§ Your objective: Here the job is to copy the data exactly and to exclude every image from it.

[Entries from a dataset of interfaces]
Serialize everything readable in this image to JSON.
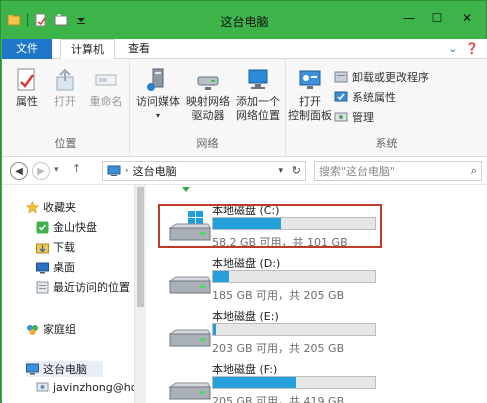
{
  "window": {
    "title": "这台电脑",
    "controls": {
      "minimize": "—",
      "maximize": "☐",
      "close": "✕"
    }
  },
  "tabs": {
    "file": "文件",
    "computer": "计算机",
    "view": "查看"
  },
  "ribbon": {
    "location": {
      "label": "位置",
      "properties": "属性",
      "open": "打开",
      "rename": "重命名"
    },
    "network": {
      "label": "网络",
      "access_media": "访问媒体",
      "map_drive_line1": "映射网络",
      "map_drive_line2": "驱动器",
      "add_location_line1": "添加一个",
      "add_location_line2": "网络位置"
    },
    "system": {
      "label": "系统",
      "open_cp_line1": "打开",
      "open_cp_line2": "控制面板",
      "uninstall": "卸载或更改程序",
      "sys_props": "系统属性",
      "manage": "管理"
    }
  },
  "address": {
    "path": "这台电脑",
    "search_placeholder": "搜索\"这台电脑\""
  },
  "nav": {
    "items": [
      {
        "label": "收藏夹",
        "icon": "star-icon"
      },
      {
        "label": "金山快盘",
        "icon": "kuaipan-icon"
      },
      {
        "label": "下载",
        "icon": "download-folder-icon"
      },
      {
        "label": "桌面",
        "icon": "desktop-icon"
      },
      {
        "label": "最近访问的位置",
        "icon": "recent-places-icon"
      },
      {
        "label": "家庭组",
        "icon": "homegroup-icon"
      },
      {
        "label": "这台电脑",
        "icon": "computer-icon"
      },
      {
        "label": "javinzhong@ho",
        "icon": "user-icon"
      }
    ]
  },
  "drives": [
    {
      "name": "本地磁盘 (C:)",
      "info": "58.2 GB 可用，共 101 GB",
      "used_fraction": 0.42,
      "system": true
    },
    {
      "name": "本地磁盘 (D:)",
      "info": "185 GB 可用，共 205 GB",
      "used_fraction": 0.1,
      "system": false
    },
    {
      "name": "本地磁盘 (E:)",
      "info": "203 GB 可用，共 205 GB",
      "used_fraction": 0.02,
      "system": false
    },
    {
      "name": "本地磁盘 (F:)",
      "info": "205 GB 可用，共 419 GB",
      "used_fraction": 0.51,
      "system": false
    }
  ],
  "colors": {
    "frame": "#3cb44a",
    "file_tab": "#1f78c7",
    "bar_fill": "#26a0da",
    "highlight": "#c0392b"
  }
}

§ Answer to this task:
Serialize everything readable in this image to JSON.
{
  "window": {
    "title": "这台电脑",
    "controls": {
      "minimize": "—",
      "maximize": "☐",
      "close": "✕"
    }
  },
  "tabs": {
    "file": "文件",
    "computer": "计算机",
    "view": "查看"
  },
  "ribbon": {
    "location": {
      "label": "位置",
      "properties": "属性",
      "open": "打开",
      "rename": "重命名"
    },
    "network": {
      "label": "网络",
      "access_media": "访问媒体",
      "map_drive_line1": "映射网络",
      "map_drive_line2": "驱动器",
      "add_location_line1": "添加一个",
      "add_location_line2": "网络位置"
    },
    "system": {
      "label": "系统",
      "open_cp_line1": "打开",
      "open_cp_line2": "控制面板",
      "uninstall": "卸载或更改程序",
      "sys_props": "系统属性",
      "manage": "管理"
    }
  },
  "address": {
    "path": "这台电脑",
    "search_placeholder": "搜索\"这台电脑\""
  },
  "nav": {
    "items": [
      {
        "label": "收藏夹",
        "icon": "star-icon"
      },
      {
        "label": "金山快盘",
        "icon": "kuaipan-icon"
      },
      {
        "label": "下载",
        "icon": "download-folder-icon"
      },
      {
        "label": "桌面",
        "icon": "desktop-icon"
      },
      {
        "label": "最近访问的位置",
        "icon": "recent-places-icon"
      },
      {
        "label": "家庭组",
        "icon": "homegroup-icon"
      },
      {
        "label": "这台电脑",
        "icon": "computer-icon"
      },
      {
        "label": "javinzhong@ho",
        "icon": "user-icon"
      }
    ]
  },
  "drives": [
    {
      "name": "本地磁盘 (C:)",
      "info": "58.2 GB 可用，共 101 GB",
      "used_fraction": 0.42,
      "system": true
    },
    {
      "name": "本地磁盘 (D:)",
      "info": "185 GB 可用，共 205 GB",
      "used_fraction": 0.1,
      "system": false
    },
    {
      "name": "本地磁盘 (E:)",
      "info": "203 GB 可用，共 205 GB",
      "used_fraction": 0.02,
      "system": false
    },
    {
      "name": "本地磁盘 (F:)",
      "info": "205 GB 可用，共 419 GB",
      "used_fraction": 0.51,
      "system": false
    }
  ],
  "colors": {
    "frame": "#3cb44a",
    "file_tab": "#1f78c7",
    "bar_fill": "#26a0da",
    "highlight": "#c0392b"
  }
}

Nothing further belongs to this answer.